Order. I was trying to indicate gently that the hon. Member for Kingston upon Hull East (Karl Turner) must not leave before the question has been concluded. I am sure that he is enjoying the exchanges.
In parts of the United Kingdom, there is widespread organised criminal activity. During the comprehensive spending review, what assurance can the Minister give us that those involved will not be able to gain yet more from their illegal and ill-gotten deeds and activities?
The hon. Gentleman makes a very important point, perhaps missed by other questioners —that there are different kinds of economic crimes, some of which move into serious organised crime as well. That is why it is so important for the Government to give this matter a high priority. As I said to the hon. Member for Newcastle upon Tyne North (Catherine McKinnell), that is precisely why my right hon. Friend the Home Secretary and others, as well as me, have been focusing on how to deliver the best outcome to cover the sort of thing that the hon. Member for Strangford (Jim Shannon) has spoken about, while also ensuring that the financial end of serious crime is tackled correctly. I am very confident that we are going to come up with the right solutions.

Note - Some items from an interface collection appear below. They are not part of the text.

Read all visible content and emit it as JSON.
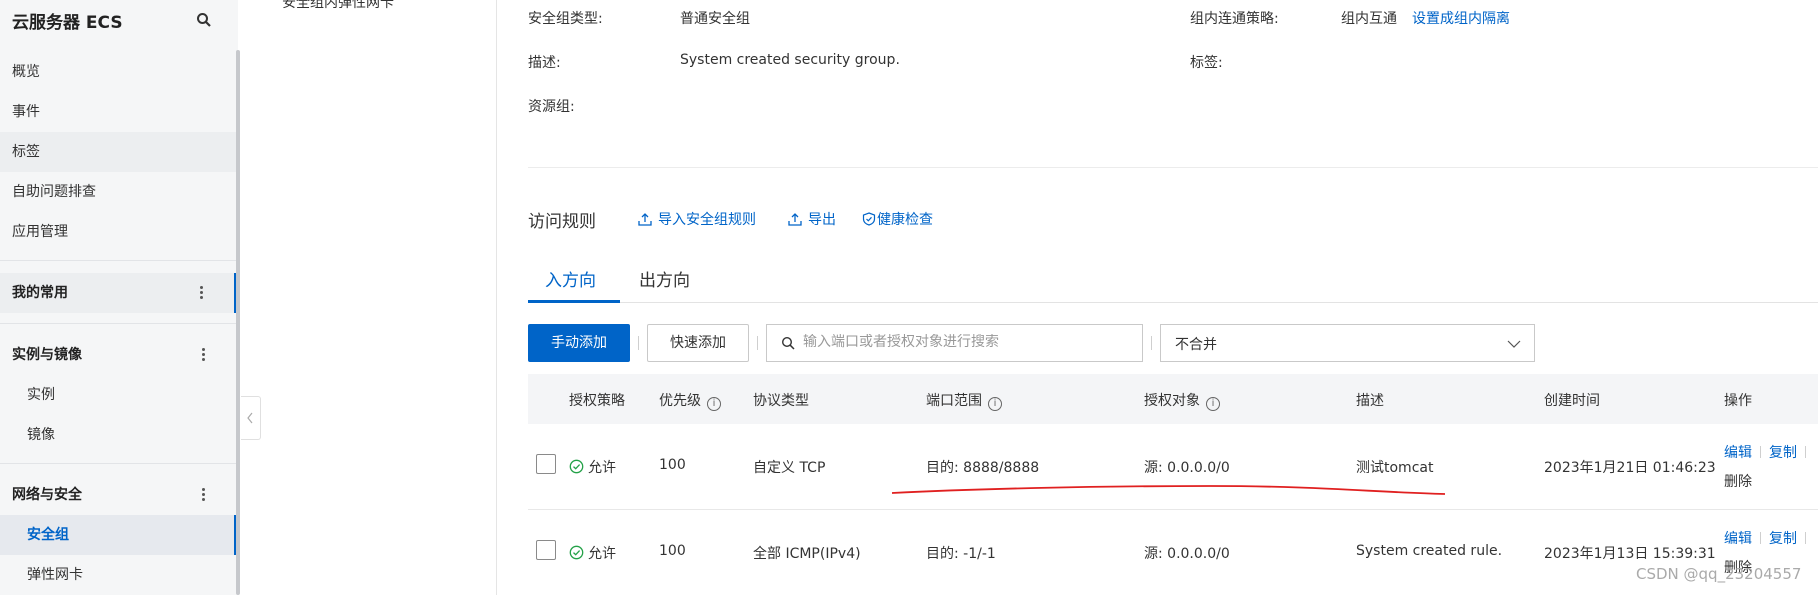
{
  "sidebar": {
    "title": "云服务器 ECS",
    "items": [
      {
        "label": "概览"
      },
      {
        "label": "事件"
      },
      {
        "label": "标签"
      },
      {
        "label": "自助问题排查"
      },
      {
        "label": "应用管理"
      }
    ],
    "groups": [
      {
        "label": "我的常用"
      },
      {
        "label": "实例与镜像",
        "children": [
          {
            "label": "实例"
          },
          {
            "label": "镜像"
          }
        ]
      },
      {
        "label": "网络与安全",
        "children": [
          {
            "label": "安全组"
          },
          {
            "label": "弹性网卡"
          }
        ]
      }
    ]
  },
  "subnav": {
    "item": "安全组内弹性网卡"
  },
  "info": {
    "sg_type_label": "安全组类型:",
    "sg_type_value": "普通安全组",
    "policy_label": "组内连通策略:",
    "policy_value": "组内互通",
    "policy_link": "设置成组内隔离",
    "desc_label": "描述:",
    "desc_value": "System created security group.",
    "tag_label": "标签:",
    "rg_label": "资源组:"
  },
  "rules": {
    "title": "访问规则",
    "import_label": "导入安全组规则",
    "export_label": "导出",
    "health_label": "健康检查"
  },
  "tabs": [
    {
      "label": "入方向"
    },
    {
      "label": "出方向"
    }
  ],
  "toolbar": {
    "manual_add": "手动添加",
    "quick_add": "快速添加",
    "search_placeholder": "输入端口或者授权对象进行搜索",
    "merge_value": "不合并"
  },
  "table": {
    "columns": [
      "授权策略",
      "优先级",
      "协议类型",
      "端口范围",
      "授权对象",
      "描述",
      "创建时间",
      "操作"
    ],
    "rows": [
      {
        "policy": "允许",
        "priority": "100",
        "protocol": "自定义 TCP",
        "port": "目的: 8888/8888",
        "object": "源: 0.0.0.0/0",
        "desc": "测试tomcat",
        "created": "2023年1月21日 01:46:23",
        "actions": {
          "edit": "编辑",
          "copy": "复制",
          "delete": "删除"
        }
      },
      {
        "policy": "允许",
        "priority": "100",
        "protocol": "全部 ICMP(IPv4)",
        "port": "目的: -1/-1",
        "object": "源: 0.0.0.0/0",
        "desc": "System created rule.",
        "created": "2023年1月13日 15:39:31",
        "actions": {
          "edit": "编辑",
          "copy": "复制",
          "delete": "删除"
        }
      }
    ]
  },
  "watermark": "CSDN @qq_23204557",
  "colors": {
    "accent": "#0064c8",
    "annotation": "#e02020",
    "success": "#24a148"
  }
}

Will the Attorney-General assure us that the Serious Fraud Office will not be swallowed up by the national crime agency, relegating fraud and corruption to third place after terrorism and organised crime?
I am absolutely confident—because of my own commitment and that of my fellow Ministers to this matter—that the area of crime the right hon. Gentleman identifies is of the highest priority to the Government. That is precisely why it is being discussed. I can reassure him—and I will stand by it when the time comes for announcements—that the outcome will commend itself, I hope, widely across the House.
9. When he last met the Director of the Serious Fraud Office to discuss the investigation and prosecution of transnational bribery. (56997)
I hold monthly meetings with the director of the Serious Fraud Office to discuss all aspects of the SFO’s work, including transnational bribery. As the hon. Gentleman will know, the Bribery Act 2010 comes into force on 1 July and the SFO is well prepared for it.
I was reassured by some of what the Attorney-General said in reply to an earlier group of questions. Richard Alderman is a very talented civil servant who has greatly improved the performance of the SFO, but I believe that that improvement is threatened by the proposal to break the SFO into an investigating arm and a prosecuting arm. It appears that the Law Officers are currently having an argument with the Home Office about the matter. The House clearly supports the Law Officers. May I have an assurance that even if the nature of the SFO changes, the prosecuting and investigating arms of whatever new agency takes over will be kept under one roof?
I thank the hon. Gentleman and agree with his assessment of the SFO’s director, Mr Richard Alderman, who has proved to be a loyal and dedicated public servant and prosecutor in whom the Attorney-General and I have the utmost confidence.
I am delighted by the hon. Gentleman’s support for the Law Officers. We accept whatever support we can whenever we can get it. On that basis, I will quit while I am ahead.